He quietly just moved them into the cellar. He knew that the fact that they were sitting there, untouched, meant I just didn’t want to deal with it.
I filed for unemployment today. They had me write my Social Security number on a Post-It so I wouldn’t have to say it out loud, then sent me to an area full of tables, chairs and self-help books to wait. “The Job Search Solution!” one jacket read. “A Great Resume, Your Ticket to an Interview!” another proclaimed.

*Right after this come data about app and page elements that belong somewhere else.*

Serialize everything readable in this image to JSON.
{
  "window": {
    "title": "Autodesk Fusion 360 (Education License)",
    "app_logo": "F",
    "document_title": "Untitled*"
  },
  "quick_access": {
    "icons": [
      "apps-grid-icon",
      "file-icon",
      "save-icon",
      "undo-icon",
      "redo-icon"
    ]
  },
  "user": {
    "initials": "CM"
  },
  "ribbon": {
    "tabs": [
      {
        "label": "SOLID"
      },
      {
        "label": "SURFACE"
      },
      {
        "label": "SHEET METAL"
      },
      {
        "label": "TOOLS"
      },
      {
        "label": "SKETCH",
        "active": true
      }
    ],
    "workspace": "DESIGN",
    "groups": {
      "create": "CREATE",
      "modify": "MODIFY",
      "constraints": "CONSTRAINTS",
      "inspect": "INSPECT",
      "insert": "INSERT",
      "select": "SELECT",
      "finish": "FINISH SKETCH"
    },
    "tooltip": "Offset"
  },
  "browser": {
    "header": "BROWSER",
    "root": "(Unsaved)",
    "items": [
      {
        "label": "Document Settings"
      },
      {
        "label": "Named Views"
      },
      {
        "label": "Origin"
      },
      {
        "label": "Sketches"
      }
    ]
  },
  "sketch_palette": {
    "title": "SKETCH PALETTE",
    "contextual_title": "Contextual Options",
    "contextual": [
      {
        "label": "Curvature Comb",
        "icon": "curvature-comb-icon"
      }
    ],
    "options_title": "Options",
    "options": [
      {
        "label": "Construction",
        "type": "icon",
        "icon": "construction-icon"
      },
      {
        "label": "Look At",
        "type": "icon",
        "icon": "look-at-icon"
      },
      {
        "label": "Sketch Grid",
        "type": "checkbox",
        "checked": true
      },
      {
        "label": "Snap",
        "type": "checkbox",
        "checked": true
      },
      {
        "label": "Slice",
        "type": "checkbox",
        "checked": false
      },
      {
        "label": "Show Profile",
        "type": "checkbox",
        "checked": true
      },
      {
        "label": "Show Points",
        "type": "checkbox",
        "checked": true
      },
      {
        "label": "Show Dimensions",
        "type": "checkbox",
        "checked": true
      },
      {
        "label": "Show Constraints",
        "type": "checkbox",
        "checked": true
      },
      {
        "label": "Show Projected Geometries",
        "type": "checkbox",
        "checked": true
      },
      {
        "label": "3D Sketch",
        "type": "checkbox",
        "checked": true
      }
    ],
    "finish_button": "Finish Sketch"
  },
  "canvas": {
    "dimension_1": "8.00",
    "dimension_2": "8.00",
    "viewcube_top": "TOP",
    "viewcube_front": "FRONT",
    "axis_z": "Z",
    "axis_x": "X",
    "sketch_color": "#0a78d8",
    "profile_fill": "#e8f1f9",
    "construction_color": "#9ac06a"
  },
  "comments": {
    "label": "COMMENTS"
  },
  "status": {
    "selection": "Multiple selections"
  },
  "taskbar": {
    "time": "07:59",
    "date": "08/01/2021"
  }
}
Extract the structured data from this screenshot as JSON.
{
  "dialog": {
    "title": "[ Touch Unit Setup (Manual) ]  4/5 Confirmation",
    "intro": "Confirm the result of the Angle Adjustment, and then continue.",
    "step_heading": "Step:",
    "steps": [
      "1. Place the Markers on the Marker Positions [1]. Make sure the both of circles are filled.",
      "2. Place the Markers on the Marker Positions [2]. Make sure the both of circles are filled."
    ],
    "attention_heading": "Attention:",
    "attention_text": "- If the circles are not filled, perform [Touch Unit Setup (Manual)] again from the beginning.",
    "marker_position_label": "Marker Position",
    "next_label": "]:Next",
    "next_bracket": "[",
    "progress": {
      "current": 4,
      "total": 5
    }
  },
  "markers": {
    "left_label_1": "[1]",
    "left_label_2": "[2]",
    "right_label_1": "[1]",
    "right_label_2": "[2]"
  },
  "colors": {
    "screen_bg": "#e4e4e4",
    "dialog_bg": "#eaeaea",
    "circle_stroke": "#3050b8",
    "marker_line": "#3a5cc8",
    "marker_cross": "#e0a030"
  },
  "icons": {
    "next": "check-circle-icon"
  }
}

I’ve been working since I was 16, 13 if you count all those years of babysitting. My first job was at McDonald’s making french fries. I never actually lost that job; they just stopped giving me shifts and never bothered to ask for the polyester uniform back. But the jobs kept coming: I spent senior year at a sub shop, freshman year at BU filing cards in the library’s card catalog (foreshadowing: I returned the next year to discover all my hard work with paper had been replaced by a computer), sophomore year juggling the school paper with a job at an upscale toy store. I’ve sold clothes to mothers and drag queens, filled bags with ball bearings, stuffed envelopes, done the temp thing and worked in offices all over Boston.
I’ve never filed for unemployment. Never had to. People liked when I worked for them — I had proof of it in my temp agency call backs, in the regret in editors’ eyes when I announced I was moving on to another paper.
Until, of course, the last editor. I saw regret there, too.
The boxes aren’t that heavy. I took two of them out of the office myself and thrust the heavier one at one of the reporters. They don’t hold much — I was only in that particular newsroom for a year, with the chain for 13 — and only a few things in them are really important. The flattened red and yellow “planet” my daughter made me in 2004. The pink coffee mug with the legend “Whatever a woman does, she must do twice as well as a man to be considered half as good (luckily, this is not difficult).” The picture of my husband with our new puppy, sharing a stick, the summer after we were married. And the ugly plastic black square, rising ominously on a stand — that’s a Borg, the Star Trek interplanetary species that thought with one mind.
“You will be assimilated,” my friend said playfully when he gave it to me, the birthday after our small daily newpaper was bought by a large chain 13 years ago. “We are Borg, we are Borg.”
The man who takes my claim at unemployment doesn’t look at me as he takes my Post-It, takes down my information. He rattles off what I need to know — here’s how to check in on the website, benefits will take five to six weeks to process and kick in after my severance pay have run out. I try to be cheerful and upbeat. His voice doesn’t change. I don’t know if his facial expression did.
I’ve shed no tears over the loss of my job. I’ve been angry, but I’ve mostly been numb. I’ve longed for 11 years for Saturdays off, but it’s worst on Saturdays — my family has routines without me, my body insists on maintaining itself on Sunday edition time. What do people DO on Saturdays? Am I ever going to feel sleepy before 1 a.m. again?
Someday, maybe, I’ll get to those boxes. There’s probably nothing in there that I need, anyway.
I have been unassimilated. No longer Borg, no longer employed.